Directed by David Gordon Green (R)
A girl’s disappearance illuminates the shattered lives of a small town.
Snow Angels has all the necessary components of the indie formula, said Andrew O’Hehir in Salon.com. The film—a story of teenage love burgeoning against a dissonant backdrop of failing marriages—is full of “Fine Acting, Life Lessons, Meaningful Moments, and Quirky Supporting Characters.” Director David Gordon Green has built a considerable reputation making just this kind of somber, rather quiet small picture. Green keeps us riveted with his damaged characters and the “voyeuristic pull of a first-rate small-town soap opera,” said Owen Gleiberman in Entertainment Weekly. Downbeat but utterly engaging, Snow Angels is Green’s best yet. But he’s capable of better, said A.O. Scott in The New York Times.
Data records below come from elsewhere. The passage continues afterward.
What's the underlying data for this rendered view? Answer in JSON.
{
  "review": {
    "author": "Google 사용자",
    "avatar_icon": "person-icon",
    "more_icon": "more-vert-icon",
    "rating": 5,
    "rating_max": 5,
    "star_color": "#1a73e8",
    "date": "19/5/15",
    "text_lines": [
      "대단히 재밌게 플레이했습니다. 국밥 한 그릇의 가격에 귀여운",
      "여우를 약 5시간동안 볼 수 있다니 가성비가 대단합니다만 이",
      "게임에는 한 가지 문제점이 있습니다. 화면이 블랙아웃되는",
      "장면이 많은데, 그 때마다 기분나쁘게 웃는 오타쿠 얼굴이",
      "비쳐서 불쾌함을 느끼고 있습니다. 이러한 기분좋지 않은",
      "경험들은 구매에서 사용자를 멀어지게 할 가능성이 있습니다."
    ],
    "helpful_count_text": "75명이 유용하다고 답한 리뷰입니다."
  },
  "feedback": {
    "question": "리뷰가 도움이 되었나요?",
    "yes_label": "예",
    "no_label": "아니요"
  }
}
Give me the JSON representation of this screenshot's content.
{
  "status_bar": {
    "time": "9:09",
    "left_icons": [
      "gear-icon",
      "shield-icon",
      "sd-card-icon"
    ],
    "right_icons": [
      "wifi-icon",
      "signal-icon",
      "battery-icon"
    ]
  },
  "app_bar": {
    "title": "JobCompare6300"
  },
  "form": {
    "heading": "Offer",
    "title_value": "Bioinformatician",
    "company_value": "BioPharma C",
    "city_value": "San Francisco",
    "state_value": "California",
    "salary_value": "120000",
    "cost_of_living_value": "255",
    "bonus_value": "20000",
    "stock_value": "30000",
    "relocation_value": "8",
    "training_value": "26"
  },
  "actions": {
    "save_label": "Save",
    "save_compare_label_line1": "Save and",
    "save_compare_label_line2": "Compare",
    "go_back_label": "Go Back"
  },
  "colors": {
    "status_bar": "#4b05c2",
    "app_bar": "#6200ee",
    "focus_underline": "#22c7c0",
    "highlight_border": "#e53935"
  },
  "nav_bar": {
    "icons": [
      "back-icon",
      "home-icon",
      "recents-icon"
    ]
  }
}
This adaptation of Stewart O’Nan’s novel has its share of petty scandal, including adultery, alcohol abuse, and divorce, but it’s “not an updated Peyton Place.” Instead, Green’s preoccupation with heavy themes deadens the film’s drama, and Snow Angels feels “curiously small and anecdotal.